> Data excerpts
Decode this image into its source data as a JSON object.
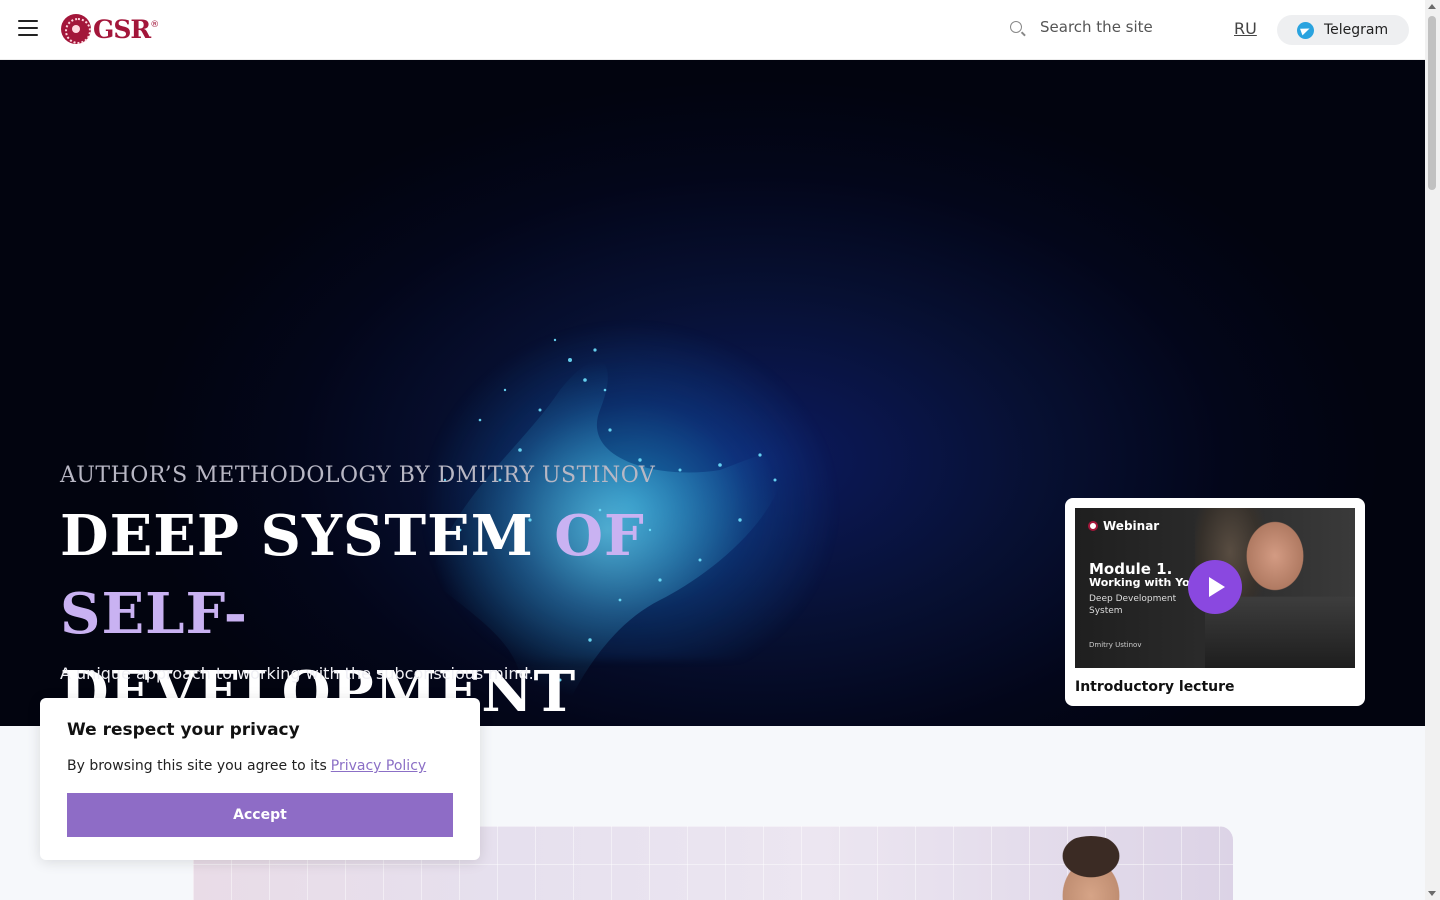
{
  "header": {
    "logo_text": "GSR",
    "logo_mark": "®",
    "search_placeholder": "Search the site",
    "lang_label": "RU",
    "telegram_label": "Telegram"
  },
  "hero": {
    "eyebrow": "AUTHOR’S METHODOLOGY BY DMITRY USTINOV",
    "title_part1": "DEEP SYSTEM ",
    "title_accent": "OF SELF-",
    "title_part2": "DEVELOPMENT",
    "subtitle": "A unique approach to working with the subconscious mind.",
    "webinar": {
      "badge": "Webinar",
      "module": "Module 1.",
      "working": "Working with Yourself",
      "system": "Deep Development System",
      "author": "Dmitry Ustinov",
      "caption": "Introductory lecture"
    }
  },
  "privacy": {
    "title": "We respect your privacy",
    "text": "By browsing this site you agree to its",
    "link": "Privacy Policy",
    "accept": "Accept"
  },
  "colors": {
    "brand": "#a3163a",
    "accent_purple": "#8e6cc6",
    "telegram_blue": "#2aa3df",
    "hero_accent": "#c9b2f2"
  },
  "icons": [
    "hamburger-menu-icon",
    "search-icon",
    "telegram-icon",
    "play-icon",
    "logo-seal-icon"
  ]
}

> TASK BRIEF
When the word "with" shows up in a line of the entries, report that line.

> OUTPUT OF THE EXERCISE
    "subtitle": "A unique approach to working with the subconscious mind.",
      "working": "Working with Yourself",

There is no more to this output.